Data records for software interfaces –

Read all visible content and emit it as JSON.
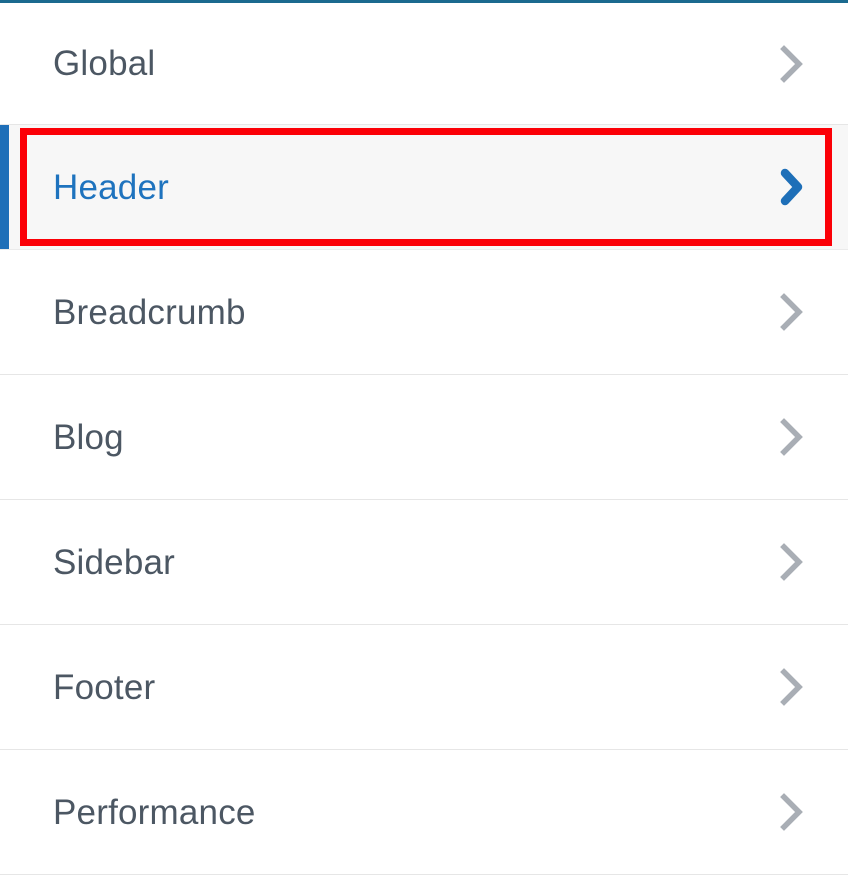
{
  "panel": {
    "top_rule_color": "#1b6a8f",
    "background_color": "#ffffff",
    "separator_color": "#e6e6e6"
  },
  "theme": {
    "label_color": "#4c5763",
    "active_label_color": "#1e73be",
    "active_bar_color": "#1e6fb8",
    "active_row_background": "#f7f7f7",
    "chevron_color": "#a9aeb5",
    "active_chevron_color": "#1e6fb8",
    "annotation_color": "#fb0007"
  },
  "menu": {
    "items": [
      {
        "label": "Global",
        "icon": "chevron-right-icon",
        "active": false
      },
      {
        "label": "Header",
        "icon": "chevron-right-icon",
        "active": true
      },
      {
        "label": "Breadcrumb",
        "icon": "chevron-right-icon",
        "active": false
      },
      {
        "label": "Blog",
        "icon": "chevron-right-icon",
        "active": false
      },
      {
        "label": "Sidebar",
        "icon": "chevron-right-icon",
        "active": false
      },
      {
        "label": "Footer",
        "icon": "chevron-right-icon",
        "active": false
      },
      {
        "label": "Performance",
        "icon": "chevron-right-icon",
        "active": false
      }
    ]
  },
  "annotation": {
    "target_label": "Header",
    "shape": "rectangle",
    "color": "#fb0007"
  }
}
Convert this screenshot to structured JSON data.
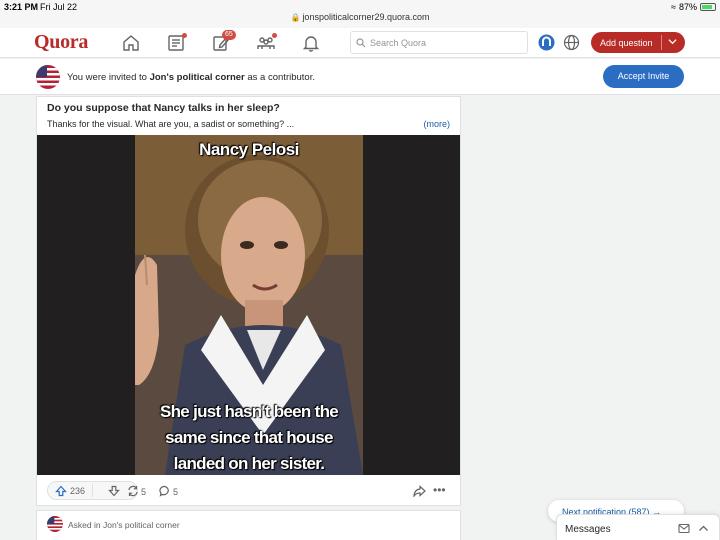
{
  "status_bar": {
    "time": "3:21 PM",
    "date": "Fri Jul 22",
    "battery": "87%",
    "url": "jonspoliticalcorner29.quora.com"
  },
  "header": {
    "logo": "Quora",
    "spaces_badge": "65",
    "search_placeholder": "Search Quora",
    "add_question_label": "Add question"
  },
  "invite": {
    "text_before": "You were invited to ",
    "space_name": "Jon's political corner",
    "text_after": " as a contributor.",
    "accept_label": "Accept Invite"
  },
  "post": {
    "title": "Do you suppose that Nancy talks in her sleep?",
    "snippet": "Thanks for the visual. What are you, a sadist or something? ...",
    "more_label": "(more)",
    "meme_top": "Nancy Pelosi",
    "meme_bottom_1": "She just hasn't been the",
    "meme_bottom_2": "same since that house",
    "meme_bottom_3": "landed on her sister.",
    "upvotes": "236",
    "shares": "5",
    "comments": "5"
  },
  "second_post": {
    "asked_in": "Asked in Jon's political corner"
  },
  "next_notification": "Next notification (587)",
  "messages_label": "Messages",
  "colors": {
    "brand": "#b92b27",
    "accent": "#2a6dc2",
    "badge": "#d14c42"
  }
}
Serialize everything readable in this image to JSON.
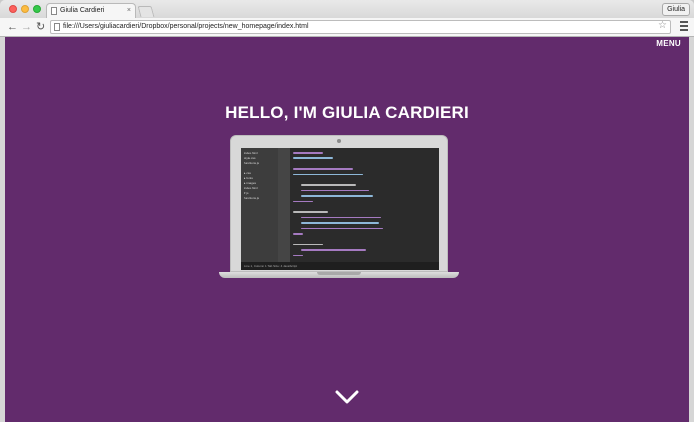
{
  "browser": {
    "tab_title": "Giulia Cardieri",
    "tab_close": "×",
    "profile_button": "Giulia",
    "url": "file:///Users/giuliacardieri/Dropbox/personal/projects/new_homepage/index.html",
    "icons": {
      "back": "back-arrow-icon",
      "forward": "forward-arrow-icon",
      "reload": "reload-icon",
      "star": "bookmark-star-icon",
      "menu": "hamburger-menu-icon",
      "file": "page-icon"
    }
  },
  "page": {
    "menu_label": "MENU",
    "hero_title": "HELLO, I'M GIULIA CARDIERI",
    "background_color": "#622b6c",
    "scroll_icon": "chevron-down-icon"
  },
  "laptop_screen": {
    "sidebar_files": [
      "index.html",
      "style.css",
      "functions.js",
      "",
      "▸ css",
      "▸ fonts",
      "▸ images",
      "index.html",
      "▾ js",
      "functions.js"
    ],
    "status_text": "Line 1, Column 1   Tab Size: 4   JavaScript"
  }
}
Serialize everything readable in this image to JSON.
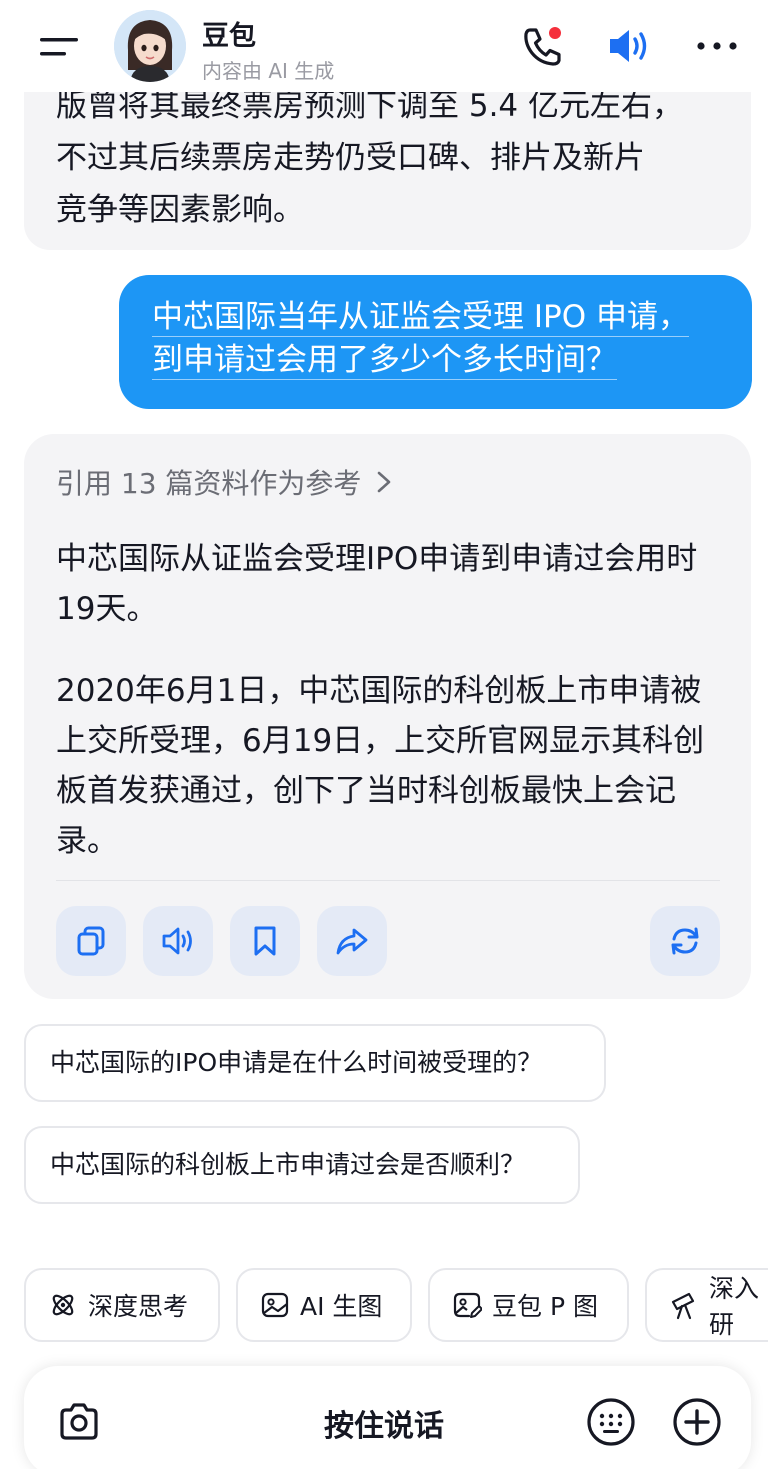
{
  "header": {
    "bot_name": "豆包",
    "bot_subtitle": "内容由 AI 生成",
    "icons": [
      "menu-icon",
      "avatar",
      "phone-icon",
      "speaker-icon",
      "more-icon"
    ],
    "call_dot_color": "#f5303c",
    "speaker_color": "#1d6ff2"
  },
  "previous_message": {
    "lines": [
      "版曾将其最终票房预测下调至 5.4 亿元左右，",
      "不过其后续票房走势仍受口碑、排片及新片",
      "竞争等因素影响。"
    ]
  },
  "user_message": {
    "lines": [
      "中芯国际当年从证监会受理 IPO 申请，",
      "到申请过会用了多少个多长时间？"
    ]
  },
  "reply": {
    "reference_label": "引用 13 篇资料作为参考",
    "paragraph1": "中芯国际从证监会受理IPO申请到申请过会用时19天。",
    "paragraph2": "2020年6月1日，中芯国际的科创板上市申请被上交所受理，6月19日，上交所官网显示其科创板首发获通过，创下了当时科创板最快上会记录。",
    "actions": [
      "copy-icon",
      "read-aloud-icon",
      "bookmark-icon",
      "share-icon",
      "regenerate-icon"
    ]
  },
  "suggestions": [
    "中芯国际的IPO申请是在什么时间被受理的？",
    "中芯国际的科创板上市申请过会是否顺利？"
  ],
  "tools": [
    {
      "label": "深度思考",
      "icon": "atom-icon"
    },
    {
      "label": "AI 生图",
      "icon": "image-icon"
    },
    {
      "label": "豆包 P 图",
      "icon": "image-edit-icon"
    },
    {
      "label": "深入研",
      "icon": "telescope-icon"
    }
  ],
  "input": {
    "hold_to_talk": "按住说话",
    "icons": [
      "camera-icon",
      "keyboard-icon",
      "plus-icon"
    ]
  }
}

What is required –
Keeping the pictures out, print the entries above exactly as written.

Response –
Read all visible content and emit it as JSON.
{
  "panel": {
    "top_rule_color": "#1b6a8f",
    "background_color": "#ffffff",
    "separator_color": "#e6e6e6"
  },
  "theme": {
    "label_color": "#4c5763",
    "active_label_color": "#1e73be",
    "active_bar_color": "#1e6fb8",
    "active_row_background": "#f7f7f7",
    "chevron_color": "#a9aeb5",
    "active_chevron_color": "#1e6fb8",
    "annotation_color": "#fb0007"
  },
  "menu": {
    "items": [
      {
        "label": "Global",
        "icon": "chevron-right-icon",
        "active": false
      },
      {
        "label": "Header",
        "icon": "chevron-right-icon",
        "active": true
      },
      {
        "label": "Breadcrumb",
        "icon": "chevron-right-icon",
        "active": false
      },
      {
        "label": "Blog",
        "icon": "chevron-right-icon",
        "active": false
      },
      {
        "label": "Sidebar",
        "icon": "chevron-right-icon",
        "active": false
      },
      {
        "label": "Footer",
        "icon": "chevron-right-icon",
        "active": false
      },
      {
        "label": "Performance",
        "icon": "chevron-right-icon",
        "active": false
      }
    ]
  },
  "annotation": {
    "target_label": "Header",
    "shape": "rectangle",
    "color": "#fb0007"
  }
}
Convert this screenshot to structured JSON data.
{
  "status_bar": {
    "time": "3:21 PM",
    "date": "Fri Jul 22",
    "battery": "87%",
    "url": "jonspoliticalcorner29.quora.com"
  },
  "header": {
    "logo": "Quora",
    "spaces_badge": "65",
    "search_placeholder": "Search Quora",
    "add_question_label": "Add question"
  },
  "invite": {
    "text_before": "You were invited to ",
    "space_name": "Jon's political corner",
    "text_after": " as a contributor.",
    "accept_label": "Accept Invite"
  },
  "post": {
    "title": "Do you suppose that Nancy talks in her sleep?",
    "snippet": "Thanks for the visual. What are you, a sadist or something? ...",
    "more_label": "(more)",
    "meme_top": "Nancy Pelosi",
    "meme_bottom_1": "She just hasn't been the",
    "meme_bottom_2": "same since that house",
    "meme_bottom_3": "landed on her sister.",
    "upvotes": "236",
    "shares": "5",
    "comments": "5"
  },
  "second_post": {
    "asked_in": "Asked in Jon's political corner"
  },
  "next_notification": "Next notification (587)",
  "messages_label": "Messages",
  "colors": {
    "brand": "#b92b27",
    "accent": "#2a6dc2",
    "badge": "#d14c42"
  }
}
Serialize everything readable in this image to JSON.
{
  "browser": {
    "tab_title": "Giulia Cardieri",
    "tab_close": "×",
    "profile_button": "Giulia",
    "url": "file:///Users/giuliacardieri/Dropbox/personal/projects/new_homepage/index.html",
    "icons": {
      "back": "back-arrow-icon",
      "forward": "forward-arrow-icon",
      "reload": "reload-icon",
      "star": "bookmark-star-icon",
      "menu": "hamburger-menu-icon",
      "file": "page-icon"
    }
  },
  "page": {
    "menu_label": "MENU",
    "hero_title": "HELLO, I'M GIULIA CARDIERI",
    "background_color": "#622b6c",
    "scroll_icon": "chevron-down-icon"
  },
  "laptop_screen": {
    "sidebar_files": [
      "index.html",
      "style.css",
      "functions.js",
      "",
      "▸ css",
      "▸ fonts",
      "▸ images",
      "index.html",
      "▾ js",
      "functions.js"
    ],
    "status_text": "Line 1, Column 1   Tab Size: 4   JavaScript"
  }
}
Serialize everything readable in this image to JSON.
{
  "header": {
    "bot_name": "豆包",
    "bot_subtitle": "内容由 AI 生成",
    "icons": [
      "menu-icon",
      "avatar",
      "phone-icon",
      "speaker-icon",
      "more-icon"
    ],
    "call_dot_color": "#f5303c",
    "speaker_color": "#1d6ff2"
  },
  "previous_message": {
    "lines": [
      "版曾将其最终票房预测下调至 5.4 亿元左右，",
      "不过其后续票房走势仍受口碑、排片及新片",
      "竞争等因素影响。"
    ]
  },
  "user_message": {
    "lines": [
      "中芯国际当年从证监会受理 IPO 申请，",
      "到申请过会用了多少个多长时间？"
    ]
  },
  "reply": {
    "reference_label": "引用 13 篇资料作为参考",
    "paragraph1": "中芯国际从证监会受理IPO申请到申请过会用时19天。",
    "paragraph2": "2020年6月1日，中芯国际的科创板上市申请被上交所受理，6月19日，上交所官网显示其科创板首发获通过，创下了当时科创板最快上会记录。",
    "actions": [
      "copy-icon",
      "read-aloud-icon",
      "bookmark-icon",
      "share-icon",
      "regenerate-icon"
    ]
  },
  "suggestions": [
    "中芯国际的IPO申请是在什么时间被受理的？",
    "中芯国际的科创板上市申请过会是否顺利？"
  ],
  "tools": [
    {
      "label": "深度思考",
      "icon": "atom-icon"
    },
    {
      "label": "AI 生图",
      "icon": "image-icon"
    },
    {
      "label": "豆包 P 图",
      "icon": "image-edit-icon"
    },
    {
      "label": "深入研",
      "icon": "telescope-icon"
    }
  ],
  "input": {
    "hold_to_talk": "按住说话",
    "icons": [
      "camera-icon",
      "keyboard-icon",
      "plus-icon"
    ]
  }
}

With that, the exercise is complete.